Flavorpill was once a list of cultural events that co-founders Sascha Lewis and Mark Mangan sent out to a few pals in New York. It’s now an e-mail that goes out to a few hundred thousand subscribers in four U.S. cities and London. It owns five other Web properties, including music site Earplug and art site Artkrush. What DailyCandy is to fashion, Flavorpill is to the subset of urban culture — DJ appearances, gallery openings, film revivals — often tagged as “downtown.” It’s a cultural signifier that the recorded voice greeting callers to Flavorpill’s Manhattan offices is breathy, British, female, and young, as it is at another New York-based hipster media play, Vice.

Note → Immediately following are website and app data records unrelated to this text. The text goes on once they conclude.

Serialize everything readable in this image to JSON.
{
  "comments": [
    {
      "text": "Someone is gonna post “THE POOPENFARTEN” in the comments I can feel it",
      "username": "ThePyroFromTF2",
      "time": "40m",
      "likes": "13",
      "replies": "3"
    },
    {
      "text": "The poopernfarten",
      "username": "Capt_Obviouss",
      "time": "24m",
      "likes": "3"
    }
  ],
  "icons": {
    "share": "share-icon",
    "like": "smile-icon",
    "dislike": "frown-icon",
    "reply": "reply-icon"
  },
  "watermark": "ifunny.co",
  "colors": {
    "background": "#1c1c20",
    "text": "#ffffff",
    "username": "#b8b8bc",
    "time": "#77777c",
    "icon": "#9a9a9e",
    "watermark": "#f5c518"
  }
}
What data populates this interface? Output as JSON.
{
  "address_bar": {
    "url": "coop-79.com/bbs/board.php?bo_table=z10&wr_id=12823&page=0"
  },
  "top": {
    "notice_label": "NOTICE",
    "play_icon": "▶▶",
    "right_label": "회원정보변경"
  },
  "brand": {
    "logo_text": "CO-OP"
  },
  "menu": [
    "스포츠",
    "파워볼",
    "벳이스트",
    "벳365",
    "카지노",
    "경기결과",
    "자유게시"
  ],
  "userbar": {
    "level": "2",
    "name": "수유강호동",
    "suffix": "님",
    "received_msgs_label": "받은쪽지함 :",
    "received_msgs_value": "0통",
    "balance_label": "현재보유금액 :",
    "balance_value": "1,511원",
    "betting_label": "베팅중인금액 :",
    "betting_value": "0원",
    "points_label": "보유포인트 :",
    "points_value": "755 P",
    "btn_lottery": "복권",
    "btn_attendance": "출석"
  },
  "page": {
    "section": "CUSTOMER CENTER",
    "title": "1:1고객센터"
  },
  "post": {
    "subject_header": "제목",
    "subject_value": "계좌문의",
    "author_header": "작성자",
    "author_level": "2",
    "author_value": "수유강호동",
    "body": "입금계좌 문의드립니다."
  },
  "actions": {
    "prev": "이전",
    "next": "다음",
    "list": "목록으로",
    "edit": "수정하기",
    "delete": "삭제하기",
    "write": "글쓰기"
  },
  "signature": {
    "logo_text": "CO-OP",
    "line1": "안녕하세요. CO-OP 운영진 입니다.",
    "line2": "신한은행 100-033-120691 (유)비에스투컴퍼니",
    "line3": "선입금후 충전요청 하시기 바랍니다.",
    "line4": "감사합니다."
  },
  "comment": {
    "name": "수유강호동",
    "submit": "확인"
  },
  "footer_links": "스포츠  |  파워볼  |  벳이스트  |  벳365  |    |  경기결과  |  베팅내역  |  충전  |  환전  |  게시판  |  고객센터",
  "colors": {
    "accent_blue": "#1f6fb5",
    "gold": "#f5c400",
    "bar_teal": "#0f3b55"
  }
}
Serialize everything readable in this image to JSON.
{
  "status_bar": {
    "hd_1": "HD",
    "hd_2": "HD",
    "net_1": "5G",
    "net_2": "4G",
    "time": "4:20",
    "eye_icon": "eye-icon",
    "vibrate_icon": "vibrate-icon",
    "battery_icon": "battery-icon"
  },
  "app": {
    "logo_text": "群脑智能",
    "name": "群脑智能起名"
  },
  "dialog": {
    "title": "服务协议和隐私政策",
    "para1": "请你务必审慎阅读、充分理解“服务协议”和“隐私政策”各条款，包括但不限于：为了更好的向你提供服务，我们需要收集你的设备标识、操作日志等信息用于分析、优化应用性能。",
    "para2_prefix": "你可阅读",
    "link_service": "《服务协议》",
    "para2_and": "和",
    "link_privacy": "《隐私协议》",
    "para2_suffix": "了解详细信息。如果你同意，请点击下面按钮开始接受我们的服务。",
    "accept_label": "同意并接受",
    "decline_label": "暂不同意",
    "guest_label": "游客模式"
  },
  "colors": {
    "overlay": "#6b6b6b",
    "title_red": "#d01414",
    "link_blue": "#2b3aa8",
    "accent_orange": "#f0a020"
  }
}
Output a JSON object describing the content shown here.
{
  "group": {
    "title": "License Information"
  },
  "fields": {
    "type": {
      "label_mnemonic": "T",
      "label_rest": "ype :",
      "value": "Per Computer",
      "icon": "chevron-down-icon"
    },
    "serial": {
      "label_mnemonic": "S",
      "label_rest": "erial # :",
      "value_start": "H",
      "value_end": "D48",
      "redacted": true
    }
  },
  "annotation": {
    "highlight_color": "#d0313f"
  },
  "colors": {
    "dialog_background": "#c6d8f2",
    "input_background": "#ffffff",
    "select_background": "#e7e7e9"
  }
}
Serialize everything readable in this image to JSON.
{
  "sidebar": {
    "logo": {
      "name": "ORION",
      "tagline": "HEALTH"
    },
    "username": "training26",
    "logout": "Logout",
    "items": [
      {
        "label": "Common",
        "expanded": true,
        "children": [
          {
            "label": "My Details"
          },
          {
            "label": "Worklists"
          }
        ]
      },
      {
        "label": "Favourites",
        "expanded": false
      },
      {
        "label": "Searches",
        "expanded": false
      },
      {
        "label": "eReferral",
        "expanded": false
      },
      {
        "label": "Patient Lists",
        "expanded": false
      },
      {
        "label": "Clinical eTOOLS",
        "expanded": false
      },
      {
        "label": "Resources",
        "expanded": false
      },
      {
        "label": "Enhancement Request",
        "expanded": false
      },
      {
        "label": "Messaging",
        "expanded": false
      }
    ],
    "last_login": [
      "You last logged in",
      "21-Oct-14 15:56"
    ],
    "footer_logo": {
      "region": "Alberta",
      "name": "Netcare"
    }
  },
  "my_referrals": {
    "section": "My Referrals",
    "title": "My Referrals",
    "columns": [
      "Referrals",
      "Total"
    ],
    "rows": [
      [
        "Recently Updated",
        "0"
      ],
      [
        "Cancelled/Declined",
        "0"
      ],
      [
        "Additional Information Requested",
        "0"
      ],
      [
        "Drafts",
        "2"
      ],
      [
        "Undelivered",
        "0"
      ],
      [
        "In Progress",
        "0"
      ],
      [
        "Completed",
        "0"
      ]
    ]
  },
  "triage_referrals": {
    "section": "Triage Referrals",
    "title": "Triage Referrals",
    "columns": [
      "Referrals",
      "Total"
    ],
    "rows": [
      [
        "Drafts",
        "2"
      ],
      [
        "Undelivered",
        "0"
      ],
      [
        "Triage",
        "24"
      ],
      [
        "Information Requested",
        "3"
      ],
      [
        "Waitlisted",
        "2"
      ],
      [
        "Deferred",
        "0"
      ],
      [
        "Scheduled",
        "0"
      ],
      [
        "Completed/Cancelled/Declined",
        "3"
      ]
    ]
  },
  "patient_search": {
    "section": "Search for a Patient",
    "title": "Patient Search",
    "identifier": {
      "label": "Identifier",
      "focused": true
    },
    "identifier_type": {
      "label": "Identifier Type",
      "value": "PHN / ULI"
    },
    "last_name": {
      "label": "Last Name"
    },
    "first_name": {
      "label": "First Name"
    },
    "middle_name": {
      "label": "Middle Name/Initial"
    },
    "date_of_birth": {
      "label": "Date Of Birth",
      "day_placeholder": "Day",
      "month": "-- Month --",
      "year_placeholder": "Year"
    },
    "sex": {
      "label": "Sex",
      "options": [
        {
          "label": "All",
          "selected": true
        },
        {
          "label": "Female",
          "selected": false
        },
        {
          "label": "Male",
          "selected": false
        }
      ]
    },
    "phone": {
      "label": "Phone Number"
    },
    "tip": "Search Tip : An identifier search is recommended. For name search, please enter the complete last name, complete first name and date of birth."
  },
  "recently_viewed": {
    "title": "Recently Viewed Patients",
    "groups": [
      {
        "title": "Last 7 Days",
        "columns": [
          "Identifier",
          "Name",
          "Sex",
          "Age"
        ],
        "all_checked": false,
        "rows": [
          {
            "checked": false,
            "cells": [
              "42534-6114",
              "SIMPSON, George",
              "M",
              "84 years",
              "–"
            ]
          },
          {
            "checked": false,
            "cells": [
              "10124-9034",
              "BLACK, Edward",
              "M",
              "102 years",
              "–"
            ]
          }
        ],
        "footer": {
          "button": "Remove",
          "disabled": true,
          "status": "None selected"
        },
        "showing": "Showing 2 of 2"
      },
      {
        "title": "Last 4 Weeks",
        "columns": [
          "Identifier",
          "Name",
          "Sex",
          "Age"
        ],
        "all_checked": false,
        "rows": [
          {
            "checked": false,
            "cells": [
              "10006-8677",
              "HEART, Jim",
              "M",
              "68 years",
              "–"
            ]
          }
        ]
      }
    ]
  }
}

Flavorpill employs just 10 full-time. Revenues this year, insiders say, will be around $3.5 million. Like other smallish players in this space, it’s becoming adept out of necessity at building bridges between its sensibilities and those of big mainstream advertisers. For Anheuser-Busch’s Budweiser Select brand, Flavorpill chose 10 artists to design ads for its own Web sites. But the beer baron ended up liking these ads so much that it ran them in music magazine The Fader. And once Web visitors vote on their favorites later this year, one artist’s ads will appear in an multi-city outdoor campaign next year. Thus a small media company started out selling its audience and cool quotient, which is old news, but ended up designing ads that will run more widely, which is new. Flavorpill’s moves describe a fresh reality of marketing: The line between which entity creates media and which creates advertising is suddenly and strangely malleable.